:: TASK TO CARRY OUT ::
Search the entries below for the word "icon" and copy every line where it appears.
(DATA IN THIS EXERCISE Opens)
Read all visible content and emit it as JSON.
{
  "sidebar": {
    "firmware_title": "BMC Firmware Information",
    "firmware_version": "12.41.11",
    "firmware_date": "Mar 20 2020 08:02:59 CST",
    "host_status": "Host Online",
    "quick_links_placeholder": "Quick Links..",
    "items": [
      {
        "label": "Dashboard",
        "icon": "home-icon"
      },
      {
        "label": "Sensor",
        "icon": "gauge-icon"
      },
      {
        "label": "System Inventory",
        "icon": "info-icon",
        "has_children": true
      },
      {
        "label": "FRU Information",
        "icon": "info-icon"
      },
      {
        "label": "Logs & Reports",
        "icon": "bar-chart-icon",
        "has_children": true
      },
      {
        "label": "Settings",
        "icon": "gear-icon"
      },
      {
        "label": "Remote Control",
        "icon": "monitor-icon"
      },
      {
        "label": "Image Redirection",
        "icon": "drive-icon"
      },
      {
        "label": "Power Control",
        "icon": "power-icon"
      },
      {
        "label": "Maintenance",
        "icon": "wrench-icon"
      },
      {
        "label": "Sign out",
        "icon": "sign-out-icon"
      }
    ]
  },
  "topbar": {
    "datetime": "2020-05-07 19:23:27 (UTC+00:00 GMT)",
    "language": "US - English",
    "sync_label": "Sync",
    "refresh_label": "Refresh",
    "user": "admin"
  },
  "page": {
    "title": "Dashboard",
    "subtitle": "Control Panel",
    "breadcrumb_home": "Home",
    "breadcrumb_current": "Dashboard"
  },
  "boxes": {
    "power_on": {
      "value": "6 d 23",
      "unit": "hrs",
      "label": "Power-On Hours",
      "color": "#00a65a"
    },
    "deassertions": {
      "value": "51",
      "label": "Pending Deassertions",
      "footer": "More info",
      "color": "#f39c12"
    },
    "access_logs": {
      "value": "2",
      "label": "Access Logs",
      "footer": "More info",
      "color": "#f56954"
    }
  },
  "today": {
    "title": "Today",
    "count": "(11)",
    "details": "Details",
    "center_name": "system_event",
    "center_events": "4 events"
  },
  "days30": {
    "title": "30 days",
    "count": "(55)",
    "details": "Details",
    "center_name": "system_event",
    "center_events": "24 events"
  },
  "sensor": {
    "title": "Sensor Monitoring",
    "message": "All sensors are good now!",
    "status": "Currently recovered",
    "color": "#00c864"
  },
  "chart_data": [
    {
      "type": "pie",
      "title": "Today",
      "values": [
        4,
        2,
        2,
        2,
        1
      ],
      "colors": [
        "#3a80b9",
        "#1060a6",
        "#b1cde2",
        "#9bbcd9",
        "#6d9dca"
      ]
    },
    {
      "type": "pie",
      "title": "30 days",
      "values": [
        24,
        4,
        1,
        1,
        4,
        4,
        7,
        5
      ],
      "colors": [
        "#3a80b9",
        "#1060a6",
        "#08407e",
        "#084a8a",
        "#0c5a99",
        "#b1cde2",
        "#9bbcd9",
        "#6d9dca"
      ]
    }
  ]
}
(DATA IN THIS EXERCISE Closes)
:: ANSWER TO THIS EXERCISE ::
        "icon": "home-icon"
        "icon": "gauge-icon"
        "icon": "info-icon",
        "icon": "info-icon"
        "icon": "bar-chart-icon",
        "icon": "gear-icon"
        "icon": "monitor-icon"
        "icon": "drive-icon"
        "icon": "power-icon"
        "icon": "wrench-icon"
        "icon": "sign-out-icon"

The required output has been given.